● **Exercise instructions**: Look through the records below and state how many lines carry the string "Errol", adding nothing.

Source data below:

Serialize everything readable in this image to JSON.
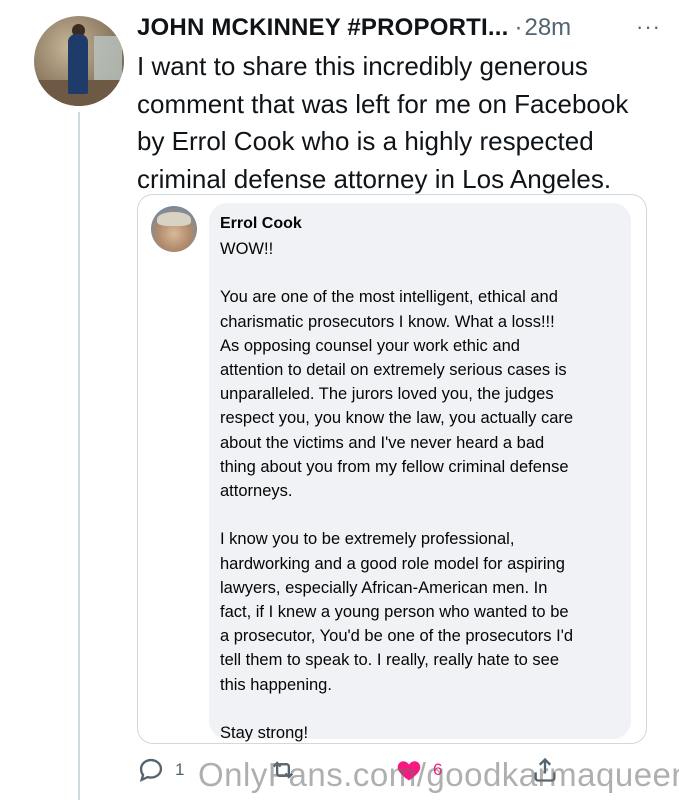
{
  "tweet": {
    "author_name": "JOHN MCKINNEY #PROPORTI...",
    "separator": "·",
    "time": "28m",
    "more_label": "···",
    "text": "I want to share this incredibly generous\ncomment that was left for me on Facebook\nby Errol Cook who is a highly respected\ncriminal  defense attorney  in Los Angeles."
  },
  "embedded_comment": {
    "author": "Errol Cook",
    "text": "WOW!!\n\nYou are one of the most intelligent, ethical and\ncharismatic prosecutors I know.  What a loss!!!\nAs opposing counsel your work ethic and\nattention to detail on extremely serious cases is\nunparalleled.  The jurors loved you, the judges\nrespect you, you know the law, you actually care\nabout the victims and I've never heard a bad\nthing about you from my fellow criminal defense\nattorneys.\n\nI know you to be extremely professional,\nhardworking and a good role model for aspiring\nlawyers, especially African-American men.  In\nfact, if I knew a young person who wanted to be\na prosecutor, You'd be one of the prosecutors I'd\ntell them to speak to.  I really, really hate to see\nthis happening.\n\nStay strong!"
  },
  "actions": {
    "reply_count": "1",
    "like_count": "6"
  },
  "watermark": "OnlyFans.com/goodkarmaqueen",
  "colors": {
    "text": "#0f1419",
    "muted": "#536471",
    "like": "#f91880",
    "bubble": "#f0f2f5",
    "border": "#cfd9de"
  }
}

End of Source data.

● **Solution to the problem**: 2